• [PROBLEM TO WORK ON] Without the pictures, set down everything in the listing exactly.

□ □ □ □ □

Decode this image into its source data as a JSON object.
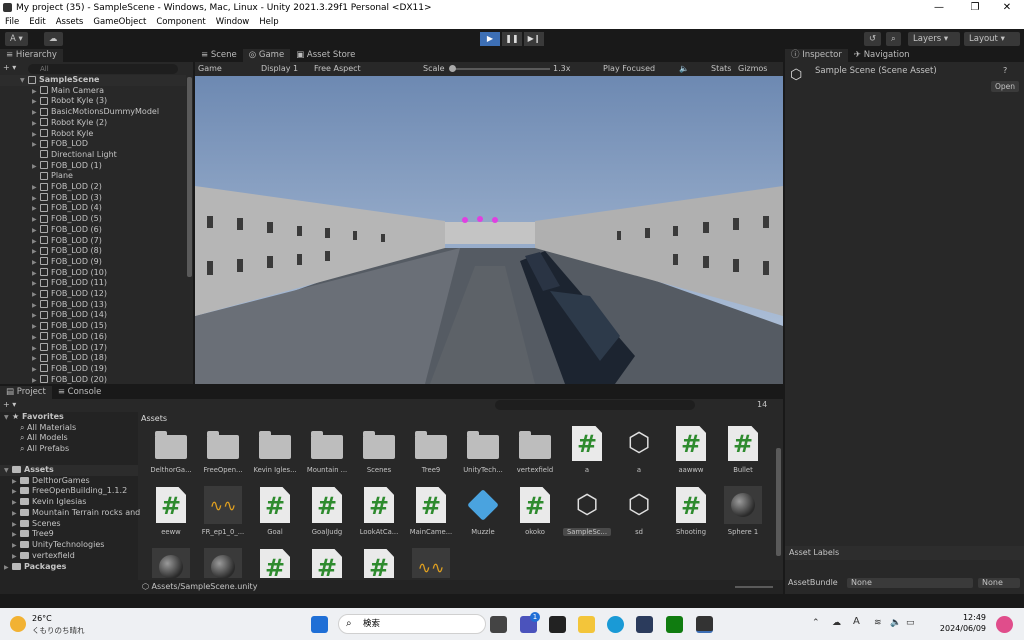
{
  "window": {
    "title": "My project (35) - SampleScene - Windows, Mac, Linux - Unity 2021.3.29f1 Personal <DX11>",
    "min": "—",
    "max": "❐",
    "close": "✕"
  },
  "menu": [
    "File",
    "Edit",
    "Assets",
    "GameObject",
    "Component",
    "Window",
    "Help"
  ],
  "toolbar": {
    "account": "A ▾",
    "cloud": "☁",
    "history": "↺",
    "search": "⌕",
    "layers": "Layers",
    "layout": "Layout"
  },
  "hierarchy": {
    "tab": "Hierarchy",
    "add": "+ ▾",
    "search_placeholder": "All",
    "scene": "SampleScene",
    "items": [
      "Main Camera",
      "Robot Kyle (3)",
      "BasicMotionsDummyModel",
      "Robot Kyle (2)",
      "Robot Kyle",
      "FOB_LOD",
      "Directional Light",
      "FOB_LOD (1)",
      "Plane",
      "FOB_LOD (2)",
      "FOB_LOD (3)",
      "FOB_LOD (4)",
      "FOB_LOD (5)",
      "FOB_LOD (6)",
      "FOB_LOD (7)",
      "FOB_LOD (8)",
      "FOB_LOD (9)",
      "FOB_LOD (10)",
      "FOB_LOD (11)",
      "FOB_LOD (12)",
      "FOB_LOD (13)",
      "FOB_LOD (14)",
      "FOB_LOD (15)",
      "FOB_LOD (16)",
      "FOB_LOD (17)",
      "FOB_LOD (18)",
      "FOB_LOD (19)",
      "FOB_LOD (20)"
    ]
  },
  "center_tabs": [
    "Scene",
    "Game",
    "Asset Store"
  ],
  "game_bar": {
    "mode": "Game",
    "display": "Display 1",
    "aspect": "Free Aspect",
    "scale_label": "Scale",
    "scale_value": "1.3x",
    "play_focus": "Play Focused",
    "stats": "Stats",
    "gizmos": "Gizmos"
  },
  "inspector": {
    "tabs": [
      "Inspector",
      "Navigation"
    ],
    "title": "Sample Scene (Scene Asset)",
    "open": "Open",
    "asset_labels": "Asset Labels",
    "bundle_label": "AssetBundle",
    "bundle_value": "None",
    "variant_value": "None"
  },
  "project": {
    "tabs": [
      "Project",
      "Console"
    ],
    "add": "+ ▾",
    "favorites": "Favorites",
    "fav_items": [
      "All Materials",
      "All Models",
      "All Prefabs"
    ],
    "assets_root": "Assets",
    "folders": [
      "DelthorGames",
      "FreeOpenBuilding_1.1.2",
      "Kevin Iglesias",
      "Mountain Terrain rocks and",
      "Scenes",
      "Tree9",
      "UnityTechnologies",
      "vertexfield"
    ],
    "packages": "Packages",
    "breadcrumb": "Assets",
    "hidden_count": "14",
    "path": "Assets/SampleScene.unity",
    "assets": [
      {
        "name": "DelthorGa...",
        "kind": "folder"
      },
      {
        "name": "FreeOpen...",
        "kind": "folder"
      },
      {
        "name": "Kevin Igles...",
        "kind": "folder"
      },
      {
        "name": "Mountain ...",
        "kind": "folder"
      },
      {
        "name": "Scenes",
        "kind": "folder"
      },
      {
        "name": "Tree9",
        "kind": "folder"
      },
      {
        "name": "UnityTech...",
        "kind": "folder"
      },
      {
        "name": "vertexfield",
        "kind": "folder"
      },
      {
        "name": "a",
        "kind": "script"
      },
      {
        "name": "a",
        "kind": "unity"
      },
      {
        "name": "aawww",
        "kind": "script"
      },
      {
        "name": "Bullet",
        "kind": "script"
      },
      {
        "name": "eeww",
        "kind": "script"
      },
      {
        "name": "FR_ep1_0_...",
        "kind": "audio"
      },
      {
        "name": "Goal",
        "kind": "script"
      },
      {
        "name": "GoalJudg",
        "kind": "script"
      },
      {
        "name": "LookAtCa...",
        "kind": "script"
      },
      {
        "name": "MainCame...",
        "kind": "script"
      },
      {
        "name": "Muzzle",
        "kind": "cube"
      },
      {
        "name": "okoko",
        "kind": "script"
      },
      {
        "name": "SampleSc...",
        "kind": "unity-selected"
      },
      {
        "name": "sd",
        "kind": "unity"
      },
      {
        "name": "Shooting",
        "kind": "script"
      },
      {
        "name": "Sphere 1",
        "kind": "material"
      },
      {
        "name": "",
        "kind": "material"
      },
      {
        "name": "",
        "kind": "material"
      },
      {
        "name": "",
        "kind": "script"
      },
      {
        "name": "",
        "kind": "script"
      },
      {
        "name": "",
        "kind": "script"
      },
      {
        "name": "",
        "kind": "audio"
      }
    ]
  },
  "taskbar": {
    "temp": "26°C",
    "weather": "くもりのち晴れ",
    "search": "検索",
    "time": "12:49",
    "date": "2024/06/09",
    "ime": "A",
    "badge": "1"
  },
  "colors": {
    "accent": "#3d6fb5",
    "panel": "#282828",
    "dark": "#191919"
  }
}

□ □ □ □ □

• [PROBLEM SOLUTION]
Decode this image into its source data as a JSON object.
{
  "window": {
    "title": "My project (35) - SampleScene - Windows, Mac, Linux - Unity 2021.3.29f1 Personal <DX11>",
    "min": "—",
    "max": "❐",
    "close": "✕"
  },
  "menu": [
    "File",
    "Edit",
    "Assets",
    "GameObject",
    "Component",
    "Window",
    "Help"
  ],
  "toolbar": {
    "account": "A ▾",
    "cloud": "☁",
    "history": "↺",
    "search": "⌕",
    "layers": "Layers",
    "layout": "Layout"
  },
  "hierarchy": {
    "tab": "Hierarchy",
    "add": "+ ▾",
    "search_placeholder": "All",
    "scene": "SampleScene",
    "items": [
      "Main Camera",
      "Robot Kyle (3)",
      "BasicMotionsDummyModel",
      "Robot Kyle (2)",
      "Robot Kyle",
      "FOB_LOD",
      "Directional Light",
      "FOB_LOD (1)",
      "Plane",
      "FOB_LOD (2)",
      "FOB_LOD (3)",
      "FOB_LOD (4)",
      "FOB_LOD (5)",
      "FOB_LOD (6)",
      "FOB_LOD (7)",
      "FOB_LOD (8)",
      "FOB_LOD (9)",
      "FOB_LOD (10)",
      "FOB_LOD (11)",
      "FOB_LOD (12)",
      "FOB_LOD (13)",
      "FOB_LOD (14)",
      "FOB_LOD (15)",
      "FOB_LOD (16)",
      "FOB_LOD (17)",
      "FOB_LOD (18)",
      "FOB_LOD (19)",
      "FOB_LOD (20)"
    ]
  },
  "center_tabs": [
    "Scene",
    "Game",
    "Asset Store"
  ],
  "game_bar": {
    "mode": "Game",
    "display": "Display 1",
    "aspect": "Free Aspect",
    "scale_label": "Scale",
    "scale_value": "1.3x",
    "play_focus": "Play Focused",
    "stats": "Stats",
    "gizmos": "Gizmos"
  },
  "inspector": {
    "tabs": [
      "Inspector",
      "Navigation"
    ],
    "title": "Sample Scene (Scene Asset)",
    "open": "Open",
    "asset_labels": "Asset Labels",
    "bundle_label": "AssetBundle",
    "bundle_value": "None",
    "variant_value": "None"
  },
  "project": {
    "tabs": [
      "Project",
      "Console"
    ],
    "add": "+ ▾",
    "favorites": "Favorites",
    "fav_items": [
      "All Materials",
      "All Models",
      "All Prefabs"
    ],
    "assets_root": "Assets",
    "folders": [
      "DelthorGames",
      "FreeOpenBuilding_1.1.2",
      "Kevin Iglesias",
      "Mountain Terrain rocks and",
      "Scenes",
      "Tree9",
      "UnityTechnologies",
      "vertexfield"
    ],
    "packages": "Packages",
    "breadcrumb": "Assets",
    "hidden_count": "14",
    "path": "Assets/SampleScene.unity",
    "assets": [
      {
        "name": "DelthorGa...",
        "kind": "folder"
      },
      {
        "name": "FreeOpen...",
        "kind": "folder"
      },
      {
        "name": "Kevin Igles...",
        "kind": "folder"
      },
      {
        "name": "Mountain ...",
        "kind": "folder"
      },
      {
        "name": "Scenes",
        "kind": "folder"
      },
      {
        "name": "Tree9",
        "kind": "folder"
      },
      {
        "name": "UnityTech...",
        "kind": "folder"
      },
      {
        "name": "vertexfield",
        "kind": "folder"
      },
      {
        "name": "a",
        "kind": "script"
      },
      {
        "name": "a",
        "kind": "unity"
      },
      {
        "name": "aawww",
        "kind": "script"
      },
      {
        "name": "Bullet",
        "kind": "script"
      },
      {
        "name": "eeww",
        "kind": "script"
      },
      {
        "name": "FR_ep1_0_...",
        "kind": "audio"
      },
      {
        "name": "Goal",
        "kind": "script"
      },
      {
        "name": "GoalJudg",
        "kind": "script"
      },
      {
        "name": "LookAtCa...",
        "kind": "script"
      },
      {
        "name": "MainCame...",
        "kind": "script"
      },
      {
        "name": "Muzzle",
        "kind": "cube"
      },
      {
        "name": "okoko",
        "kind": "script"
      },
      {
        "name": "SampleSc...",
        "kind": "unity-selected"
      },
      {
        "name": "sd",
        "kind": "unity"
      },
      {
        "name": "Shooting",
        "kind": "script"
      },
      {
        "name": "Sphere 1",
        "kind": "material"
      },
      {
        "name": "",
        "kind": "material"
      },
      {
        "name": "",
        "kind": "material"
      },
      {
        "name": "",
        "kind": "script"
      },
      {
        "name": "",
        "kind": "script"
      },
      {
        "name": "",
        "kind": "script"
      },
      {
        "name": "",
        "kind": "audio"
      }
    ]
  },
  "taskbar": {
    "temp": "26°C",
    "weather": "くもりのち晴れ",
    "search": "検索",
    "time": "12:49",
    "date": "2024/06/09",
    "ime": "A",
    "badge": "1"
  },
  "colors": {
    "accent": "#3d6fb5",
    "panel": "#282828",
    "dark": "#191919"
  }
}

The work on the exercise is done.